Background: Nursing home (NH) residents experience frequent hospital transfers, some potentially avoidable. The objective of this report is to describe a replication of the Interventions to Reduce Acute Care Transfers program among member facilities of a New York City area NH provider association (INTERACT NY) and estimate its effect on hospital transfers.
Methods: INTERACT is a program that provides tools and strategies to assist NH staff in early identification, communication, and documentation of changes in resident status. Funding was obtained from a New York State health workforce training grant to conduct 13 INTERACT education and training sessions in 2010-2011. INTERACT NY session topics included the implementation process; use of its simple standardized communication tools, advance care planning tools, care paths, and change in condition support tools; quality review of hospital transfers; exercises for refining clinical skills; teamwork; and lessons learned. Sessions engaged NH executives, department heads, front-line nursing staff and their labor union, and staff from NHs' partner hospitals. Pre-/post- INTERACT NY hospitalization rates per 1000-resident days were compared using paired t-tests, stratified by level of facility engagement with the program and by baseline hospitalization rates.

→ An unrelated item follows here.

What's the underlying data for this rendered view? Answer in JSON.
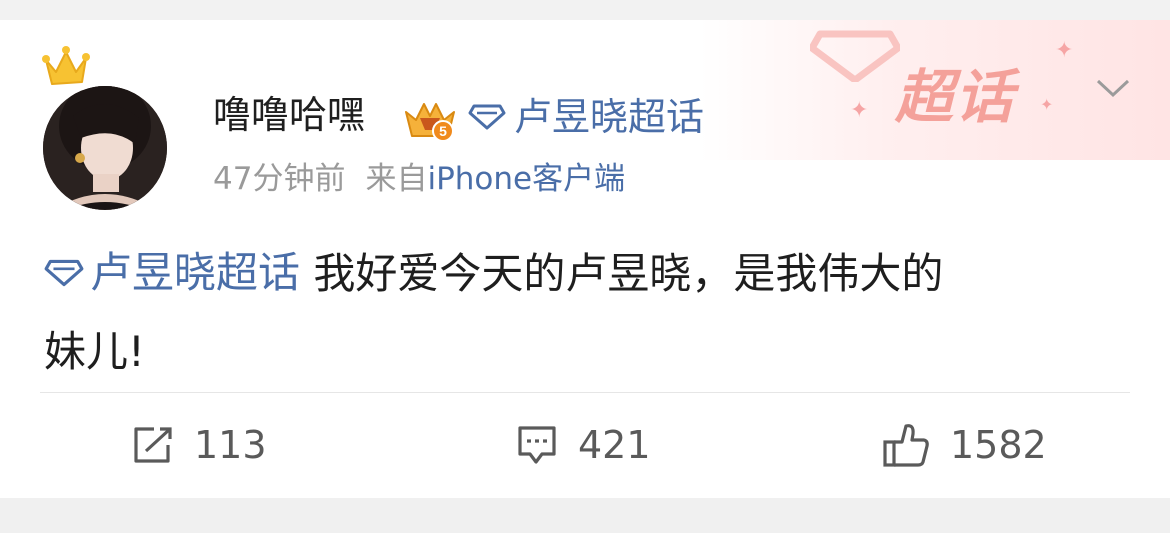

Results: All 100% of participating NHs were non-profit or public. Those with complete evaluation data had 377 beds on average. There were a total of 333 attendees of the program (mean 25.6 per session; mean 11.1 per facility over the course of the program; range 1-44 per facility). The most common attendees in order of frequency were (1) nurse administrators, (2) unit-based nurses, (3) medical directors and attending physicians, (4) nursing home administrators, (5) certified nursing assistants, and (6) case managers and social workers. Sixteen nursing homes implemented at least one INTERACT tool. Overall, there was a nonsignificant 10.6% reduction in hospital admissions from 4.07 to 3.64 per 1000 resident-days from pre- to post-INTERACT NY (P = .332). Among nursing homes with high engagement there was a nonsignificant 14.3% reduction in hospital admissions from 4.19 to 3.59 per 1000 resident-days (P = 0.213). Finally, among nursing homes in the highest tertile of baseline (pre-INTERACT NY) hospital admission rate, there was a nonsignificant 27.2% reduction in hospital admissions from 7.32 to 5.33 per 1000 resident-days (P = .102). Planning and implementation lessons from INTERACT NY leaders and participants are reported.
Conclusions: INTERACT NY, a novel collaborative training program, resulted in good uptake of the INTERACT tools and processes among its member nursing homes. Changes in hospitalization rates associated with INTERACT NY were similar to those observed in previous implementations of INTERACT. The program addresses a growing interest in reducing potentially preventable hospital admissions among nursing home residents and providing alternatives to hospital care through standardized approaches to communication, early identification of clinical issues, decision-support, and support for partnerships between acute and post-acute care providers.
Copyright © 2012 American Medical Directors Association. Published by Elsevier Inc. All rights reserved.